Data for this task ::
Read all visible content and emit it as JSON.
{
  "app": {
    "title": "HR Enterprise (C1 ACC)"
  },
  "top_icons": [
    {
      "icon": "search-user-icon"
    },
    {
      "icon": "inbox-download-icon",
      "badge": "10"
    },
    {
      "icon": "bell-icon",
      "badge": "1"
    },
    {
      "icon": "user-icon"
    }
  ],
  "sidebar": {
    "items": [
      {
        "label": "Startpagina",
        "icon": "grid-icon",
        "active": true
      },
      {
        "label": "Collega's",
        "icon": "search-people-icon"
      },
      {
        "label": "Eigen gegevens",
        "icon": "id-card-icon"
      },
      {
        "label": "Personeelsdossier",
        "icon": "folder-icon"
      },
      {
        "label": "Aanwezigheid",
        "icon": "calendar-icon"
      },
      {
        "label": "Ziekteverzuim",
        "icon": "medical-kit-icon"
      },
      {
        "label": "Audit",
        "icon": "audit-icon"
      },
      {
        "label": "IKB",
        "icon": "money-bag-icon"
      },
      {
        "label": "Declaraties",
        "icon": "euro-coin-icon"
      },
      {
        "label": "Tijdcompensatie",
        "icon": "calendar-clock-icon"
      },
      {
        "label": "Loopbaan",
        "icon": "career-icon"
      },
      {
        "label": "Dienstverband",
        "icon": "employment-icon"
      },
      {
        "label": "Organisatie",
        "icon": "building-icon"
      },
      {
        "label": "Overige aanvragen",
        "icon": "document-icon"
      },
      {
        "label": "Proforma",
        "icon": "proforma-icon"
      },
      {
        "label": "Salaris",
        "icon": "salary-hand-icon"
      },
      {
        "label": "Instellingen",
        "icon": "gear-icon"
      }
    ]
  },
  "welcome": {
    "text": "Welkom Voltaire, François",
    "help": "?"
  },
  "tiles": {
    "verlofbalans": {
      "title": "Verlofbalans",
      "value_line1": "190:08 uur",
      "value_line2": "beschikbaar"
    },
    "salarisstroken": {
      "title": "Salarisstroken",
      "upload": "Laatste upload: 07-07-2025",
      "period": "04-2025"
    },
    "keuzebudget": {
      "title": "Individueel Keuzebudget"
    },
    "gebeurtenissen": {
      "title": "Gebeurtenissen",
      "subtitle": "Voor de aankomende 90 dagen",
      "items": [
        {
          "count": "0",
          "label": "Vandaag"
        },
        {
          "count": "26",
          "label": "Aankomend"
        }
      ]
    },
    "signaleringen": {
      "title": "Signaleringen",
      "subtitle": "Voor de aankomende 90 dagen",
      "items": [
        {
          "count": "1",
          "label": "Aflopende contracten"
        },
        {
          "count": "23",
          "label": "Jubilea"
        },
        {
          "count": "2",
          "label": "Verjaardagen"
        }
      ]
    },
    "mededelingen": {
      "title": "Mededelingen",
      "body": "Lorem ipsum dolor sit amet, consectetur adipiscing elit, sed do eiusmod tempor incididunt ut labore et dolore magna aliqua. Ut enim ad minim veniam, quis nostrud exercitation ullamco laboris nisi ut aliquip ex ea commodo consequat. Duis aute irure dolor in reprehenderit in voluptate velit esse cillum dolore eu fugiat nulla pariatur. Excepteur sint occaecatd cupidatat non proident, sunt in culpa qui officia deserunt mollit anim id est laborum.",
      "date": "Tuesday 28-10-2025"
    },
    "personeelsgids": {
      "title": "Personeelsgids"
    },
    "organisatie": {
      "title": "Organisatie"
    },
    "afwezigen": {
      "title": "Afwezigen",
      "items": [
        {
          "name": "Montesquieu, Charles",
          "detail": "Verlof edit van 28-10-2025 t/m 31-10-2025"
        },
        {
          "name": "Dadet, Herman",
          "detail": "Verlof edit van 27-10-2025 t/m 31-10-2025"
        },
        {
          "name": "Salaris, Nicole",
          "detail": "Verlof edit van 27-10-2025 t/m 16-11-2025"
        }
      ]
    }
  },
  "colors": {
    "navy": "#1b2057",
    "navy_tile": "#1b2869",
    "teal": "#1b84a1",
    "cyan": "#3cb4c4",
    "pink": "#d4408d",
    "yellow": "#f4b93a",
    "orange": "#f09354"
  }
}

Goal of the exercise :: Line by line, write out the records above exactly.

Answer below ::
Read all visible content and emit it as JSON.
{
  "app": {
    "title": "HR Enterprise (C1 ACC)"
  },
  "top_icons": [
    {
      "icon": "search-user-icon"
    },
    {
      "icon": "inbox-download-icon",
      "badge": "10"
    },
    {
      "icon": "bell-icon",
      "badge": "1"
    },
    {
      "icon": "user-icon"
    }
  ],
  "sidebar": {
    "items": [
      {
        "label": "Startpagina",
        "icon": "grid-icon",
        "active": true
      },
      {
        "label": "Collega's",
        "icon": "search-people-icon"
      },
      {
        "label": "Eigen gegevens",
        "icon": "id-card-icon"
      },
      {
        "label": "Personeelsdossier",
        "icon": "folder-icon"
      },
      {
        "label": "Aanwezigheid",
        "icon": "calendar-icon"
      },
      {
        "label": "Ziekteverzuim",
        "icon": "medical-kit-icon"
      },
      {
        "label": "Audit",
        "icon": "audit-icon"
      },
      {
        "label": "IKB",
        "icon": "money-bag-icon"
      },
      {
        "label": "Declaraties",
        "icon": "euro-coin-icon"
      },
      {
        "label": "Tijdcompensatie",
        "icon": "calendar-clock-icon"
      },
      {
        "label": "Loopbaan",
        "icon": "career-icon"
      },
      {
        "label": "Dienstverband",
        "icon": "employment-icon"
      },
      {
        "label": "Organisatie",
        "icon": "building-icon"
      },
      {
        "label": "Overige aanvragen",
        "icon": "document-icon"
      },
      {
        "label": "Proforma",
        "icon": "proforma-icon"
      },
      {
        "label": "Salaris",
        "icon": "salary-hand-icon"
      },
      {
        "label": "Instellingen",
        "icon": "gear-icon"
      }
    ]
  },
  "welcome": {
    "text": "Welkom Voltaire, François",
    "help": "?"
  },
  "tiles": {
    "verlofbalans": {
      "title": "Verlofbalans",
      "value_line1": "190:08 uur",
      "value_line2": "beschikbaar"
    },
    "salarisstroken": {
      "title": "Salarisstroken",
      "upload": "Laatste upload: 07-07-2025",
      "period": "04-2025"
    },
    "keuzebudget": {
      "title": "Individueel Keuzebudget"
    },
    "gebeurtenissen": {
      "title": "Gebeurtenissen",
      "subtitle": "Voor de aankomende 90 dagen",
      "items": [
        {
          "count": "0",
          "label": "Vandaag"
        },
        {
          "count": "26",
          "label": "Aankomend"
        }
      ]
    },
    "signaleringen": {
      "title": "Signaleringen",
      "subtitle": "Voor de aankomende 90 dagen",
      "items": [
        {
          "count": "1",
          "label": "Aflopende contracten"
        },
        {
          "count": "23",
          "label": "Jubilea"
        },
        {
          "count": "2",
          "label": "Verjaardagen"
        }
      ]
    },
    "mededelingen": {
      "title": "Mededelingen",
      "body": "Lorem ipsum dolor sit amet, consectetur adipiscing elit, sed do eiusmod tempor incididunt ut labore et dolore magna aliqua. Ut enim ad minim veniam, quis nostrud exercitation ullamco laboris nisi ut aliquip ex ea commodo consequat. Duis aute irure dolor in reprehenderit in voluptate velit esse cillum dolore eu fugiat nulla pariatur. Excepteur sint occaecatd cupidatat non proident, sunt in culpa qui officia deserunt mollit anim id est laborum.",
      "date": "Tuesday 28-10-2025"
    },
    "personeelsgids": {
      "title": "Personeelsgids"
    },
    "organisatie": {
      "title": "Organisatie"
    },
    "afwezigen": {
      "title": "Afwezigen",
      "items": [
        {
          "name": "Montesquieu, Charles",
          "detail": "Verlof edit van 28-10-2025 t/m 31-10-2025"
        },
        {
          "name": "Dadet, Herman",
          "detail": "Verlof edit van 27-10-2025 t/m 31-10-2025"
        },
        {
          "name": "Salaris, Nicole",
          "detail": "Verlof edit van 27-10-2025 t/m 16-11-2025"
        }
      ]
    }
  },
  "colors": {
    "navy": "#1b2057",
    "navy_tile": "#1b2869",
    "teal": "#1b84a1",
    "cyan": "#3cb4c4",
    "pink": "#d4408d",
    "yellow": "#f4b93a",
    "orange": "#f09354"
  }
}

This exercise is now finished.